Really. I could not even find the date I registered in my mails. My account page on the website says that it must have been at least nine years. Back then I was still using Linux as my main operating system.

My first Dropbox device

Last week Dropbox notified me, that it will stop syncing my stuff on Windows if I don’t move my folder to a supported filesystem. With NTFS being the only supported filesystem I would either have to reformat my HDD or use something else to sync my files between machines.

I decided to look for an alternative, coming across Resilio Sync and Syncthing. The only reason I see to use Syncthing over Resilio is, that it’s open source and the protocol is documented. But Resilio Sync can do encrypted folders and has a mobile app for iOS. So in the end I decided for Resilio Sync.

Hosting it yourself

While Resilio Sync can run just fine with just your two or more devices connected to each other, I decided to run another client on one of my servers as well. That way I have an always online node in my network that can sync files to the devices that are not always connected, my gaming PC at home for example. Also I used an encypted key on my server, it syncs all files but never sees the contents of them.

Currently it is running in Docker which makes deployment super easy. An example docker-compose.yaml could look like this:

version: "3"
services:
  sync:
    container_name: sync
    restart: on-failure
    image: resilio/sync
    volumes:
      - ./sync:/mnt/sync
    ports:
      - "55555:55555"
      - "8888:8888"

To set everything up, open port 8888 on your host in a webbrowser and follow the instructions. That’s it.

If you actually want to run this, please think about securing your webinterface.

This has been happily syncing for more than a month now. I did not feel the need to use Dropbox again.

Take care of spot instances in your AWS ECS cluster

At mytaxi, we’re currently using Amazon ECS to run our production environment.
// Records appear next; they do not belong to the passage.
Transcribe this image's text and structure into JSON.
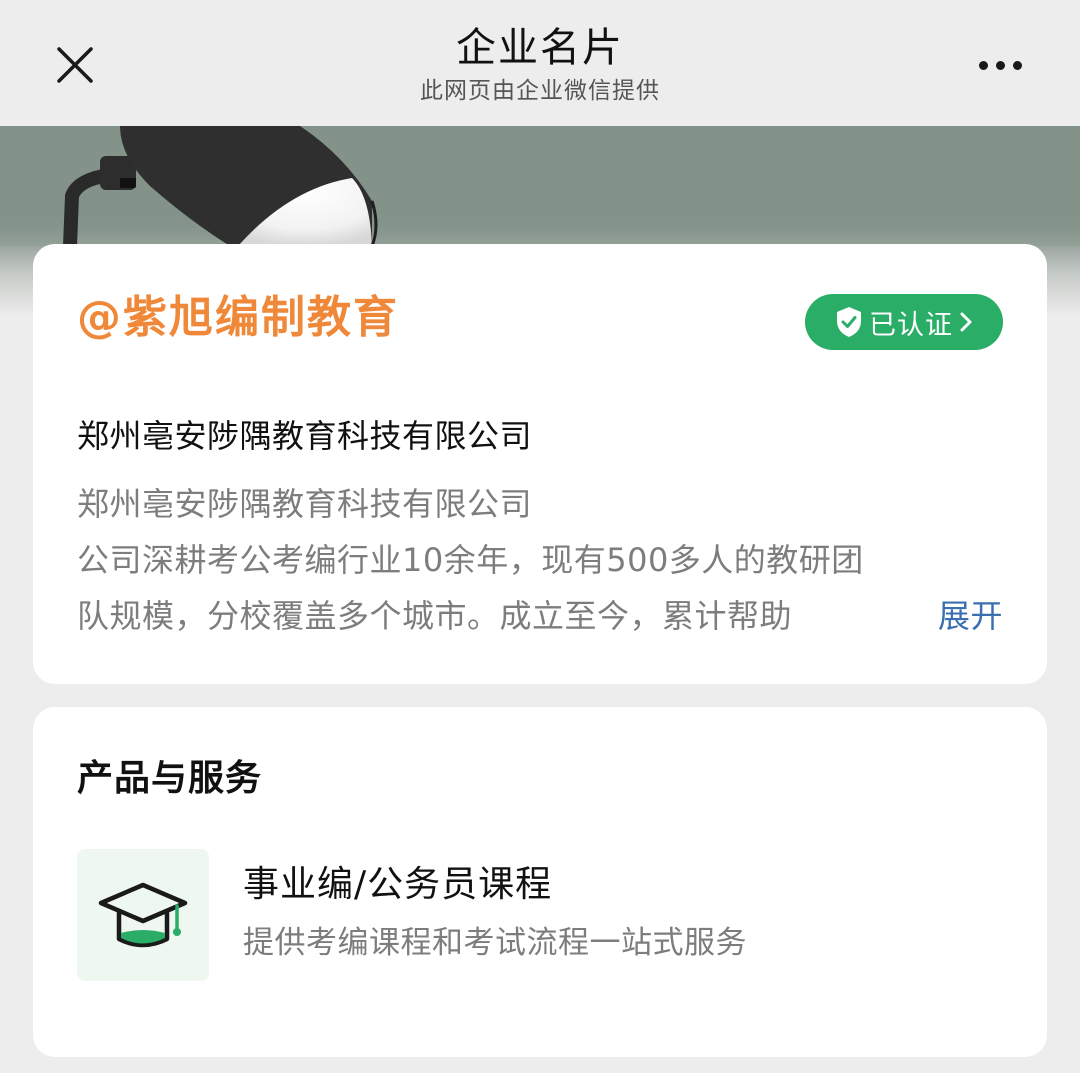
{
  "header": {
    "title": "企业名片",
    "subtitle": "此网页由企业微信提供",
    "close_icon": "close-icon",
    "more_icon": "more-dots-icon"
  },
  "company": {
    "brand_name": "@紫旭编制教育",
    "verified_label": "已认证",
    "verified_icon": "shield-check-icon",
    "company_name": "郑州亳安陟隅教育科技有限公司",
    "description_lines": [
      "郑州亳安陟隅教育科技有限公司",
      "公司深耕考公考编行业10余年，现有500多人的教研团",
      "队规模，分校覆盖多个城市。成立至今，累计帮助"
    ],
    "expand_label": "展开"
  },
  "products": {
    "section_title": "产品与服务",
    "items": [
      {
        "icon": "graduation-cap-icon",
        "title": "事业编/公务员课程",
        "description": "提供考编课程和考试流程一站式服务"
      }
    ]
  },
  "colors": {
    "brand_orange": "#f0883a",
    "verified_green": "#2aae67",
    "link_blue": "#3a6fb0",
    "icon_green": "#2aae67"
  }
}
To save money we decided to go all in on spot instances.

For those not familiar with how spot instances work: you tell Amazon what you are willing to pay for a certain instance type on AWS. The cost for that instance type depends on supply and demand and can, in theory, exceed the on-demand price. If the price you set is lower than the current price of the instance type your instance gets terminated.

Since this year you can subscribe to events on AWS telling you about spot instance terminations. You get a notification three minutes in advance. We’re using these to set cluster nodes to DRAINING state which tells them to reschedule their containers to different nodes. A graceful shutdown so to say.


This is implemented as a lambda function written in Python which is getting triggered by Cloudwatch events and can be deployed using Terraform. For more information and the source check out the Github repo at mytaxi/terminationspotter-lambda, for anything else feel free to say hi on Twitter.